#### [Your instructions]
Output the entries as they appear, skipping images.

#### [Provided data]
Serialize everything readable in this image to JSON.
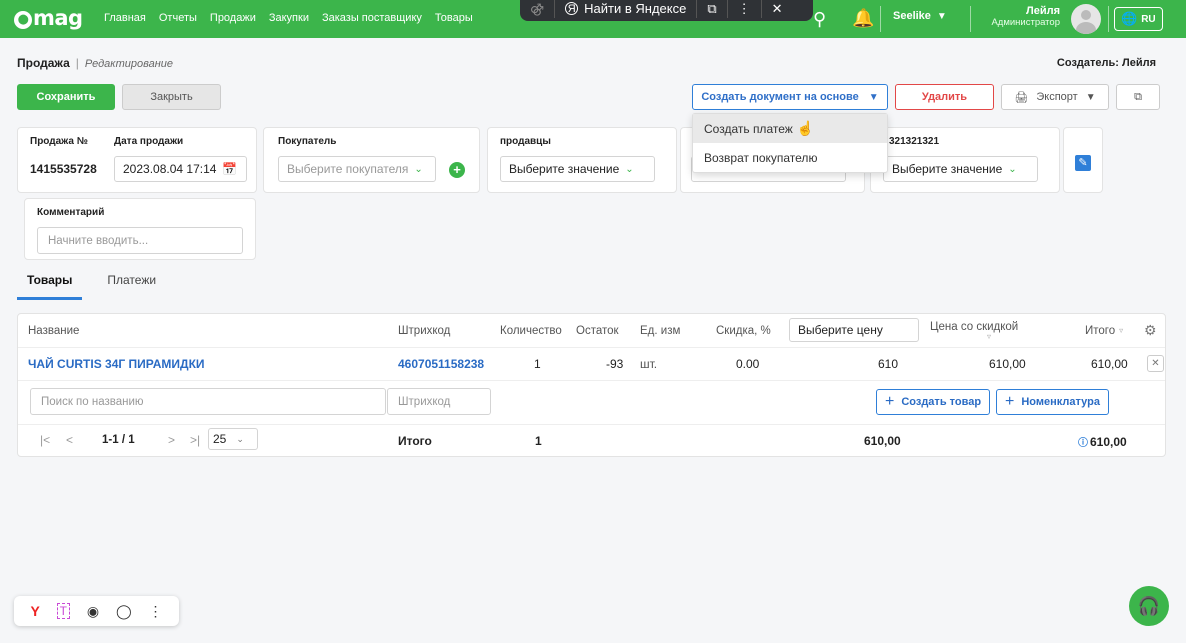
{
  "brand": {
    "logo": "umag",
    "accent": "#3cb54b"
  },
  "nav": [
    "Главная",
    "Отчеты",
    "Продажи",
    "Закупки",
    "Заказы поставщику",
    "Товары"
  ],
  "yandex_bar": {
    "find_label": "Найти в Яндексе"
  },
  "header": {
    "company": "Seelike",
    "user_name": "Лейля",
    "user_role": "Администратор",
    "lang": "RU"
  },
  "page": {
    "title": "Продажа",
    "mode": "Редактирование",
    "creator": "Создатель: Лейля"
  },
  "toolbar": {
    "save": "Сохранить",
    "close": "Закрыть",
    "create_doc": "Создать документ на основе",
    "delete": "Удалить",
    "export": "Экспорт"
  },
  "dropdown": {
    "items": [
      "Создать платеж",
      "Возврат покупателю"
    ]
  },
  "form": {
    "sale_no_label": "Продажа №",
    "sale_no": "1415535728",
    "date_label": "Дата продажи",
    "date": "2023.08.04 17:14",
    "buyer_label": "Покупатель",
    "buyer_placeholder": "Выберите покупателя",
    "sellers_label": "продавцы",
    "sellers_value": "Выберите значение",
    "field5_label": "321321321",
    "field5_value": "Выберите значение",
    "comment_label": "Комментарий",
    "comment_placeholder": "Начните вводить..."
  },
  "tabs": [
    "Товары",
    "Платежи"
  ],
  "table": {
    "headers": {
      "name": "Название",
      "barcode": "Штрихкод",
      "qty": "Количество",
      "stock": "Остаток",
      "unit": "Ед. изм",
      "discount": "Скидка, %",
      "price_select": "Выберите цену",
      "discount_price": "Цена со скидкой",
      "total": "Итого"
    },
    "rows": [
      {
        "name": "ЧАЙ CURTIS 34Г ПИРАМИДКИ",
        "barcode": "4607051158238",
        "qty": "1",
        "stock": "-93",
        "unit": "шт.",
        "discount": "0.00",
        "price": "610",
        "discount_price": "610,00",
        "total": "610,00"
      }
    ],
    "search_name_placeholder": "Поиск по названию",
    "search_barcode_placeholder": "Штрихкод",
    "create_product": "Создать товар",
    "nomenclature": "Номенклатура",
    "pagination": {
      "range": "1-1 / 1",
      "page_size": "25"
    },
    "footer": {
      "label": "Итого",
      "qty": "1",
      "sum": "610,00",
      "total": "610,00"
    }
  }
}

#### [Task output]
Serialize everything readable in this image to JSON.
{
  "brand": {
    "logo": "umag",
    "accent": "#3cb54b"
  },
  "nav": [
    "Главная",
    "Отчеты",
    "Продажи",
    "Закупки",
    "Заказы поставщику",
    "Товары"
  ],
  "yandex_bar": {
    "find_label": "Найти в Яндексе"
  },
  "header": {
    "company": "Seelike",
    "user_name": "Лейля",
    "user_role": "Администратор",
    "lang": "RU"
  },
  "page": {
    "title": "Продажа",
    "mode": "Редактирование",
    "creator": "Создатель: Лейля"
  },
  "toolbar": {
    "save": "Сохранить",
    "close": "Закрыть",
    "create_doc": "Создать документ на основе",
    "delete": "Удалить",
    "export": "Экспорт"
  },
  "dropdown": {
    "items": [
      "Создать платеж",
      "Возврат покупателю"
    ]
  },
  "form": {
    "sale_no_label": "Продажа №",
    "sale_no": "1415535728",
    "date_label": "Дата продажи",
    "date": "2023.08.04 17:14",
    "buyer_label": "Покупатель",
    "buyer_placeholder": "Выберите покупателя",
    "sellers_label": "продавцы",
    "sellers_value": "Выберите значение",
    "field5_label": "321321321",
    "field5_value": "Выберите значение",
    "comment_label": "Комментарий",
    "comment_placeholder": "Начните вводить..."
  },
  "tabs": [
    "Товары",
    "Платежи"
  ],
  "table": {
    "headers": {
      "name": "Название",
      "barcode": "Штрихкод",
      "qty": "Количество",
      "stock": "Остаток",
      "unit": "Ед. изм",
      "discount": "Скидка, %",
      "price_select": "Выберите цену",
      "discount_price": "Цена со скидкой",
      "total": "Итого"
    },
    "rows": [
      {
        "name": "ЧАЙ CURTIS 34Г ПИРАМИДКИ",
        "barcode": "4607051158238",
        "qty": "1",
        "stock": "-93",
        "unit": "шт.",
        "discount": "0.00",
        "price": "610",
        "discount_price": "610,00",
        "total": "610,00"
      }
    ],
    "search_name_placeholder": "Поиск по названию",
    "search_barcode_placeholder": "Штрихкод",
    "create_product": "Создать товар",
    "nomenclature": "Номенклатура",
    "pagination": {
      "range": "1-1 / 1",
      "page_size": "25"
    },
    "footer": {
      "label": "Итого",
      "qty": "1",
      "sum": "610,00",
      "total": "610,00"
    }
  }
}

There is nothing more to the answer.